What is expected: Set down each entry exactly as given; pictures should not appear in the copy.

Excerpted data Start Marker

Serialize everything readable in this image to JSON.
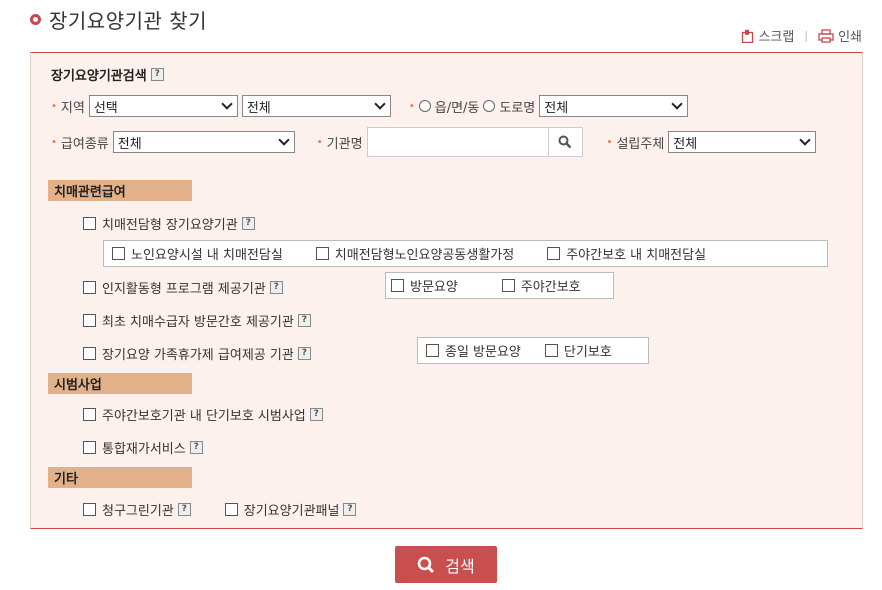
{
  "page": {
    "title": "장기요양기관 찾기",
    "scrap_label": "스크랩",
    "print_label": "인쇄"
  },
  "search_panel": {
    "heading": "장기요양기관검색",
    "region_label": "지역",
    "region_select": "선택",
    "district_select": "전체",
    "radio_town": "읍/면/동",
    "radio_road": "도로명",
    "address_select": "전체",
    "benefit_label": "급여종류",
    "benefit_select": "전체",
    "org_name_label": "기관명",
    "founder_label": "설립주체",
    "founder_select": "전체"
  },
  "dementia": {
    "section": "치매관련급여",
    "dedicated": "치매전담형 장기요양기관",
    "dedicated_sub": [
      "노인요양시설 내 치매전담실",
      "치매전담형노인요양공동생활가정",
      "주야간보호 내 치매전담실"
    ],
    "cognitive": "인지활동형 프로그램 제공기관",
    "cognitive_sub": [
      "방문요양",
      "주야간보호"
    ],
    "first_recipient": "최초 치매수급자 방문간호 제공기관",
    "family_rest": "장기요양 가족휴가제 급여제공 기관",
    "family_rest_sub": [
      "종일 방문요양",
      "단기보호"
    ]
  },
  "pilot": {
    "section": "시범사업",
    "items": [
      "주야간보호기관 내 단기보호 시범사업",
      "통합재가서비스"
    ]
  },
  "etc": {
    "section": "기타",
    "items": [
      "청구그린기관",
      "장기요양기관패널"
    ]
  },
  "submit_label": "검색",
  "colors": {
    "accent": "#c9474b",
    "section_bg": "#e2b18a",
    "panel_bg": "#fcf1ec",
    "button": "#c94f4e"
  }
}
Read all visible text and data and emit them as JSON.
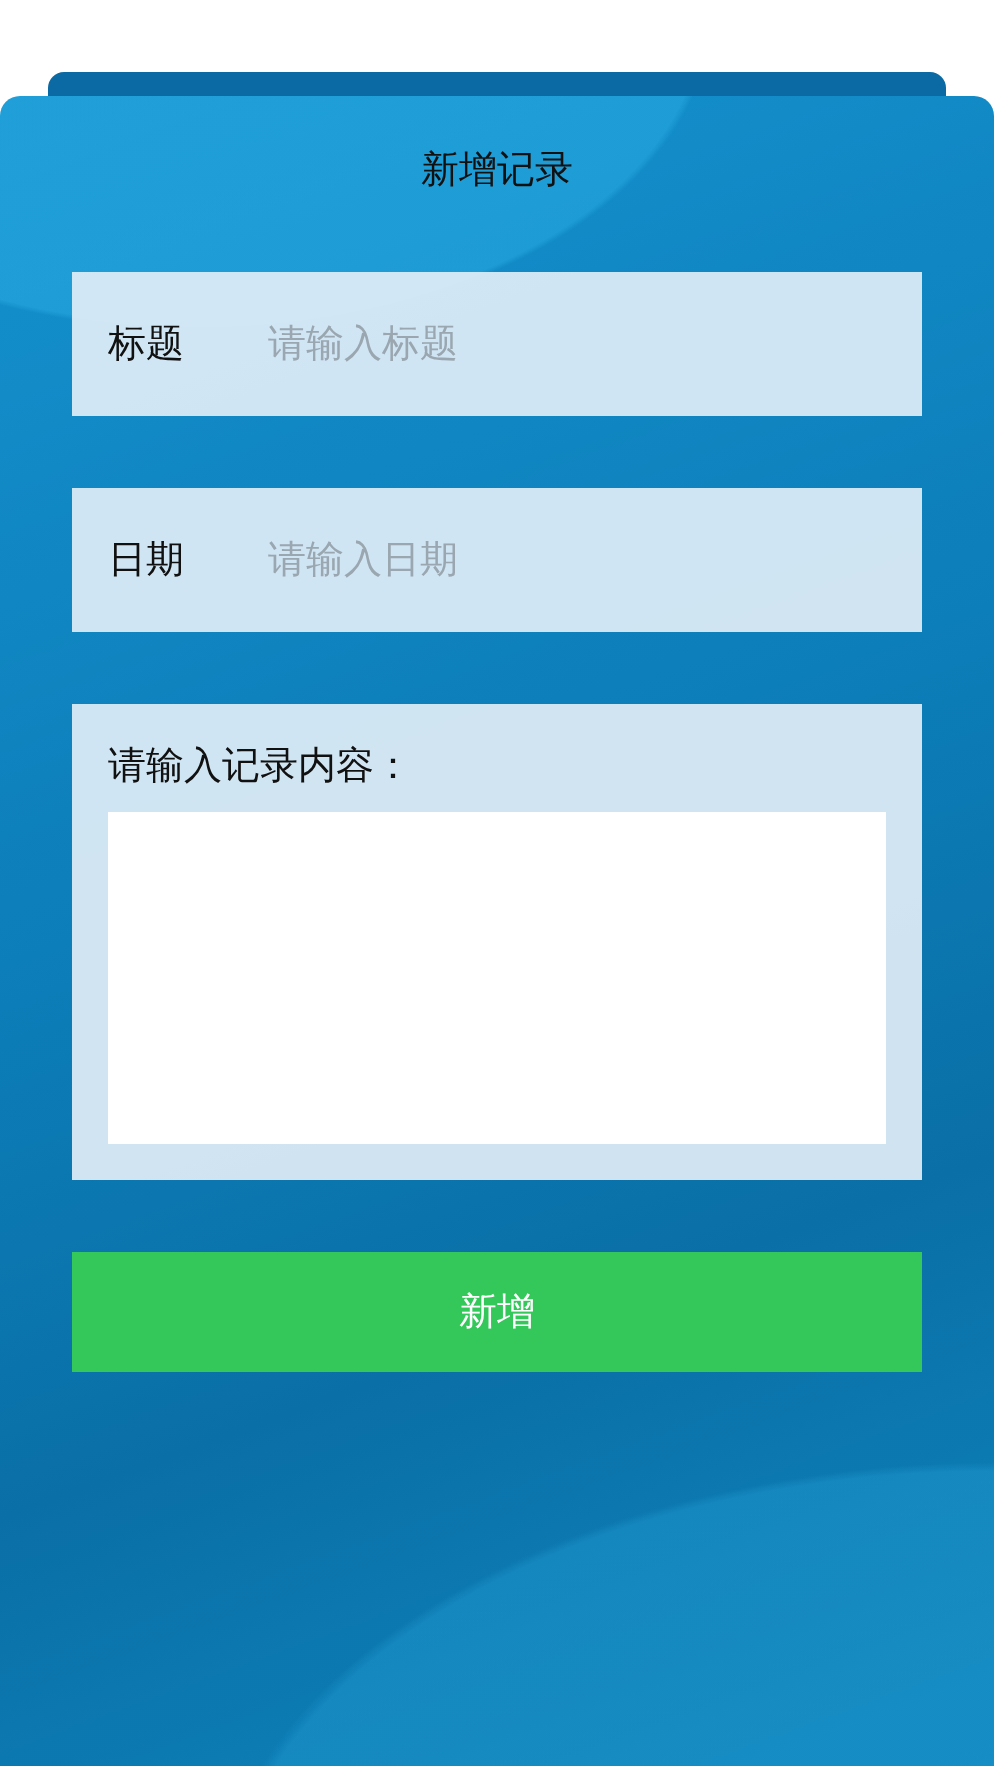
{
  "title": "新增记录",
  "fields": [
    {
      "label": "标题",
      "placeholder": "请输入标题"
    },
    {
      "label": "日期",
      "placeholder": "请输入日期"
    }
  ],
  "content": {
    "label": "请输入记录内容："
  },
  "submit": "新增"
}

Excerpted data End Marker

Your response:
Serialize everything readable in this image to JSON.
{
  "page": {
    "title": "장기요양기관 찾기",
    "scrap_label": "스크랩",
    "print_label": "인쇄"
  },
  "search_panel": {
    "heading": "장기요양기관검색",
    "region_label": "지역",
    "region_select": "선택",
    "district_select": "전체",
    "radio_town": "읍/면/동",
    "radio_road": "도로명",
    "address_select": "전체",
    "benefit_label": "급여종류",
    "benefit_select": "전체",
    "org_name_label": "기관명",
    "founder_label": "설립주체",
    "founder_select": "전체"
  },
  "dementia": {
    "section": "치매관련급여",
    "dedicated": "치매전담형 장기요양기관",
    "dedicated_sub": [
      "노인요양시설 내 치매전담실",
      "치매전담형노인요양공동생활가정",
      "주야간보호 내 치매전담실"
    ],
    "cognitive": "인지활동형 프로그램 제공기관",
    "cognitive_sub": [
      "방문요양",
      "주야간보호"
    ],
    "first_recipient": "최초 치매수급자 방문간호 제공기관",
    "family_rest": "장기요양 가족휴가제 급여제공 기관",
    "family_rest_sub": [
      "종일 방문요양",
      "단기보호"
    ]
  },
  "pilot": {
    "section": "시범사업",
    "items": [
      "주야간보호기관 내 단기보호 시범사업",
      "통합재가서비스"
    ]
  },
  "etc": {
    "section": "기타",
    "items": [
      "청구그린기관",
      "장기요양기관패널"
    ]
  },
  "submit_label": "검색",
  "colors": {
    "accent": "#c9474b",
    "section_bg": "#e2b18a",
    "panel_bg": "#fcf1ec",
    "button": "#c94f4e"
  }
}
Read all visible text and data and emit them as JSON.
{
  "title": "新增记录",
  "fields": [
    {
      "label": "标题",
      "placeholder": "请输入标题"
    },
    {
      "label": "日期",
      "placeholder": "请输入日期"
    }
  ],
  "content": {
    "label": "请输入记录内容："
  },
  "submit": "新增"
}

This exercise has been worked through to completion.